TASK REQUIREMENTS
Lines below that include the word "UPDATE" should each be copied.

RECORD EXCERPTS

* * *

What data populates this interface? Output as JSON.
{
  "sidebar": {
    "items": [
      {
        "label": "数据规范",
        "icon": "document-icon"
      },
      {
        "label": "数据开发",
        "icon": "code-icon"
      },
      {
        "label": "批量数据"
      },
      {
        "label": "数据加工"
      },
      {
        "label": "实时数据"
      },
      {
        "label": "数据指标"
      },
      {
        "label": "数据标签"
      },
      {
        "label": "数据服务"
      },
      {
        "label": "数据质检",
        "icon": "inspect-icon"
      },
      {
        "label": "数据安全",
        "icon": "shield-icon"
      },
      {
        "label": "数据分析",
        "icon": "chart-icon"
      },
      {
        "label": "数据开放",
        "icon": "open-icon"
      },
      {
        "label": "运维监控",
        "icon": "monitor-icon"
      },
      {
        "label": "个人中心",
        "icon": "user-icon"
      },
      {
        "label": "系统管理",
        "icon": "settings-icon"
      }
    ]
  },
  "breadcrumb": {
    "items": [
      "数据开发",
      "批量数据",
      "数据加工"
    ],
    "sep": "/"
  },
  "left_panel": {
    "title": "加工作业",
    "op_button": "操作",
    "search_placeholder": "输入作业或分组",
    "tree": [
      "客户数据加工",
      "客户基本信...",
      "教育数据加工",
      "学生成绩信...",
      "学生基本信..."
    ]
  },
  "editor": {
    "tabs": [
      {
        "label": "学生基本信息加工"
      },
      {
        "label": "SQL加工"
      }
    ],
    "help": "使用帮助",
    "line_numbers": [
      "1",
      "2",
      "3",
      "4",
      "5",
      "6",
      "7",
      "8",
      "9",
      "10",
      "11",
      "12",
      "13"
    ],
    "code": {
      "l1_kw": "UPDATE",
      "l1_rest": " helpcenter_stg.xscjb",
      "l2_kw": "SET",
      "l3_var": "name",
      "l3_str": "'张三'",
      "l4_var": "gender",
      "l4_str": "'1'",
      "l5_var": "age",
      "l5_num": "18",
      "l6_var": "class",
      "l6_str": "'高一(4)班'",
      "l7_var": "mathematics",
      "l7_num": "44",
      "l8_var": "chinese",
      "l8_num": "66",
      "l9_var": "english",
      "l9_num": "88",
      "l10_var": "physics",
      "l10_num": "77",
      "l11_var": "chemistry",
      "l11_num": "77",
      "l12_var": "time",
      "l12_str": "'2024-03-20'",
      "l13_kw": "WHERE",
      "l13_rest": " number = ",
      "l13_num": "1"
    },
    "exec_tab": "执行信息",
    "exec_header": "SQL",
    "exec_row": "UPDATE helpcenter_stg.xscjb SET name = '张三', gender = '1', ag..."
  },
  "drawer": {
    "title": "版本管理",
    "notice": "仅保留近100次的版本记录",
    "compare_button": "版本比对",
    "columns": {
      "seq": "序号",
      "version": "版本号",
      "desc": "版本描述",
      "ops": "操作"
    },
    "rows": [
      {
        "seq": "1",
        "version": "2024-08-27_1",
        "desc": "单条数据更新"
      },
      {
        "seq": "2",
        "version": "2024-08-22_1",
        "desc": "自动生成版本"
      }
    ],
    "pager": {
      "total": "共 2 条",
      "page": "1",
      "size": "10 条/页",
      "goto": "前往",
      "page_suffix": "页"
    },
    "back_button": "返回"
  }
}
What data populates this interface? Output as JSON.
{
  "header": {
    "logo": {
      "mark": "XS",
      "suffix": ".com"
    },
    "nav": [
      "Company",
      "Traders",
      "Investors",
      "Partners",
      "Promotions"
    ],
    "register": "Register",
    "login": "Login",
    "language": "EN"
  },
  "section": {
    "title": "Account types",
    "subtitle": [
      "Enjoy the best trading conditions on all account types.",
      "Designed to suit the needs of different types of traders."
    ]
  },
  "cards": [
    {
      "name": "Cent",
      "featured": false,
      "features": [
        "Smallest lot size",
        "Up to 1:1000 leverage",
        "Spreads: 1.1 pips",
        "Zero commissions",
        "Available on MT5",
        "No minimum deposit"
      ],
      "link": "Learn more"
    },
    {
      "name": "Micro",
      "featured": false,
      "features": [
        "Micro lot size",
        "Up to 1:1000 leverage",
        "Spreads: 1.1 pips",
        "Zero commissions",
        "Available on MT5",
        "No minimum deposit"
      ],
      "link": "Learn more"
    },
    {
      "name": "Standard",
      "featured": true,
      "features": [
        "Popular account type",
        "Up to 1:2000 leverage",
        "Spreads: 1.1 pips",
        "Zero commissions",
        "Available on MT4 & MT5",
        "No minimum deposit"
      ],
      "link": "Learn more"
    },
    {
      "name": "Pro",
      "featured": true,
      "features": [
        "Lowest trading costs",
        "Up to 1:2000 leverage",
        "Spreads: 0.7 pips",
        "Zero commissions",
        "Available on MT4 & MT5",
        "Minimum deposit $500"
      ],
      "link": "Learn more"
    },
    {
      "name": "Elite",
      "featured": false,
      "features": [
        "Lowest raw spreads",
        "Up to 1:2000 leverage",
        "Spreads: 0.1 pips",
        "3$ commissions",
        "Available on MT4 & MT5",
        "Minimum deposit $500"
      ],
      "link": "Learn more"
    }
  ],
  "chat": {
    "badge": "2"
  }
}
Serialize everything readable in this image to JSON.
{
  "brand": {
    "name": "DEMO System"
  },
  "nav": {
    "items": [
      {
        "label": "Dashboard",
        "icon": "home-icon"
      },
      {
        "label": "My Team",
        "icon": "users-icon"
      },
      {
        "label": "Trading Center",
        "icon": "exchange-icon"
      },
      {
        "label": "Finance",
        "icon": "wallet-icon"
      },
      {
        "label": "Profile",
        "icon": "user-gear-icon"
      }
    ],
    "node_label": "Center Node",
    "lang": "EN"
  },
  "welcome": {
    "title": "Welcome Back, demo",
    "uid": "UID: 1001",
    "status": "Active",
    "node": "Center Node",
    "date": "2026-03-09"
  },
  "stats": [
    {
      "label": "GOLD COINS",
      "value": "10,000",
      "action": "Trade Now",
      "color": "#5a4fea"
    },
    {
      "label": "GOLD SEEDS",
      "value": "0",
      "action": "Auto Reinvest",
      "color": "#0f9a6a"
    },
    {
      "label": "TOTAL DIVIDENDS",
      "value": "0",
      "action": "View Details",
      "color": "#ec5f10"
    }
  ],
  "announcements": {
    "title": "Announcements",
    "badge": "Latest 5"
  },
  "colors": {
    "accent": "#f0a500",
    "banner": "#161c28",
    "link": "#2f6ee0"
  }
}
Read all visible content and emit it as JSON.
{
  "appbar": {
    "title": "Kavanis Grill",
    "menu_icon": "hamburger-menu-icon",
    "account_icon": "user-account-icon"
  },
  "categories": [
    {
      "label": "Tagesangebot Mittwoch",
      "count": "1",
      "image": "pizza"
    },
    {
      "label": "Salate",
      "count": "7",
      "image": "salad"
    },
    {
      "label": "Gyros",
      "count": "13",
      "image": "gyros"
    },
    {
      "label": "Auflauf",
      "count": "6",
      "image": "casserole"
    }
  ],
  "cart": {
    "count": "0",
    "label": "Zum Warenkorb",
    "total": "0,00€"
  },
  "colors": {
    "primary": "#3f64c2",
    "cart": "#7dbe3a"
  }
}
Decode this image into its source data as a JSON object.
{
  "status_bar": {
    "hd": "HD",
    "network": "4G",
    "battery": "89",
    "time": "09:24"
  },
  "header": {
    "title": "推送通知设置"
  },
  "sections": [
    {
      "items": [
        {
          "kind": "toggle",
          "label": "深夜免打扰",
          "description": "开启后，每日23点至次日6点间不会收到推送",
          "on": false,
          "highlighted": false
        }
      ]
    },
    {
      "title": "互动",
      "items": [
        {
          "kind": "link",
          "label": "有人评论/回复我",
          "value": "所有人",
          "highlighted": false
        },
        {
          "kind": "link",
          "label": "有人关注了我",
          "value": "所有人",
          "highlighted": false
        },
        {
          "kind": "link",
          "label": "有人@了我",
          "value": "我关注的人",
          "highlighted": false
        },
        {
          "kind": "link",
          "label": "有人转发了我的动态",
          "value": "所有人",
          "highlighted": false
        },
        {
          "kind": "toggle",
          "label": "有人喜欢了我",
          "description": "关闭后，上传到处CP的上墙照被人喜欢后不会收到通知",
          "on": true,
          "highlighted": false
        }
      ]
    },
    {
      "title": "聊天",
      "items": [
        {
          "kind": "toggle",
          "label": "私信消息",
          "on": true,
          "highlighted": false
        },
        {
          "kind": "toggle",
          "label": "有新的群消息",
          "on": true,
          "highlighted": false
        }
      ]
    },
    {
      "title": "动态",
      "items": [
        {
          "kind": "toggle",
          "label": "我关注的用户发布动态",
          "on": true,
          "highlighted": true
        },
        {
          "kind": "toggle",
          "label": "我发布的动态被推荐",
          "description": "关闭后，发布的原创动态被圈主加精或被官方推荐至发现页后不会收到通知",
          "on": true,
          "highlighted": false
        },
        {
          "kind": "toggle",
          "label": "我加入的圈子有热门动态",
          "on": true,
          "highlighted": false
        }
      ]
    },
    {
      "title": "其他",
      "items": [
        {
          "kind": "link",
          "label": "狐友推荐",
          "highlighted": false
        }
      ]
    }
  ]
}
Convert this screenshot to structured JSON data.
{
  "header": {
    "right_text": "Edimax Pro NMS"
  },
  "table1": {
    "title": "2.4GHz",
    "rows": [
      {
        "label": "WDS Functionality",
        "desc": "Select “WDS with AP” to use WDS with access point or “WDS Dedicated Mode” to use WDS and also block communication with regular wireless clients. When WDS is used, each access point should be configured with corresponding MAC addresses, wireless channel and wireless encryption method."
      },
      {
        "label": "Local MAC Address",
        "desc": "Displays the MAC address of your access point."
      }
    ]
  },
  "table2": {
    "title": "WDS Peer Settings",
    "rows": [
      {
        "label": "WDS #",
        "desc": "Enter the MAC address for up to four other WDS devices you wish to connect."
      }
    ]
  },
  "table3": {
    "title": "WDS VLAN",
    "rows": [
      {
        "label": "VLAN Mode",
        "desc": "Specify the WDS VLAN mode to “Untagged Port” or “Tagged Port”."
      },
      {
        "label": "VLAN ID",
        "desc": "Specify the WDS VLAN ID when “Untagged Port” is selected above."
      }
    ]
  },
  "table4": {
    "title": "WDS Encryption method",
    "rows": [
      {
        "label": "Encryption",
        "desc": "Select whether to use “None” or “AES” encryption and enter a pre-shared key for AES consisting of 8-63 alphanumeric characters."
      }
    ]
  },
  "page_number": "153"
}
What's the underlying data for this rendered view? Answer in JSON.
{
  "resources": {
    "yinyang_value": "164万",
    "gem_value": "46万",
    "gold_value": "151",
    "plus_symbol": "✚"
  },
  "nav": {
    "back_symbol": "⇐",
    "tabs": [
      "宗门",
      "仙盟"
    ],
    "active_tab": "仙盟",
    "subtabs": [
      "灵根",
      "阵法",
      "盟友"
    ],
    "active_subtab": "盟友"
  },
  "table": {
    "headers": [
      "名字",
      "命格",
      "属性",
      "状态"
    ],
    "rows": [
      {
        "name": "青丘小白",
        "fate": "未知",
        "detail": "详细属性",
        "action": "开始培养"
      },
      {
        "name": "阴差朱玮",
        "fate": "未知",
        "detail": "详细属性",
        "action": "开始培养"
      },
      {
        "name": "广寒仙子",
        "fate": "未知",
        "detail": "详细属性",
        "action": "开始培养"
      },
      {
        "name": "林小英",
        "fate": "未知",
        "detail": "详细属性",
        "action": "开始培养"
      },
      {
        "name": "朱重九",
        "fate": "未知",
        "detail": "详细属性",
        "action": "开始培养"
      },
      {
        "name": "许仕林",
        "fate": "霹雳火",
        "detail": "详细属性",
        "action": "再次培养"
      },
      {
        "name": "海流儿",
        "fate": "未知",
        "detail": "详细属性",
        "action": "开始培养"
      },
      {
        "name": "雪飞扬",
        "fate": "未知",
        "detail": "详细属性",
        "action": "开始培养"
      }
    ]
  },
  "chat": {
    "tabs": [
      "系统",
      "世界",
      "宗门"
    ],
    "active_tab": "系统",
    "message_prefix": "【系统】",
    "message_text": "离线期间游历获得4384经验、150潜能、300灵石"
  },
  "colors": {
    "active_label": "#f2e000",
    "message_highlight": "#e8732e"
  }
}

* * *

EXPECTED ANSWER
      "l1_kw": "UPDATE",
    "exec_row": "UPDATE helpcenter_stg.xscjb SET name = '张三', gender = '1', ag..."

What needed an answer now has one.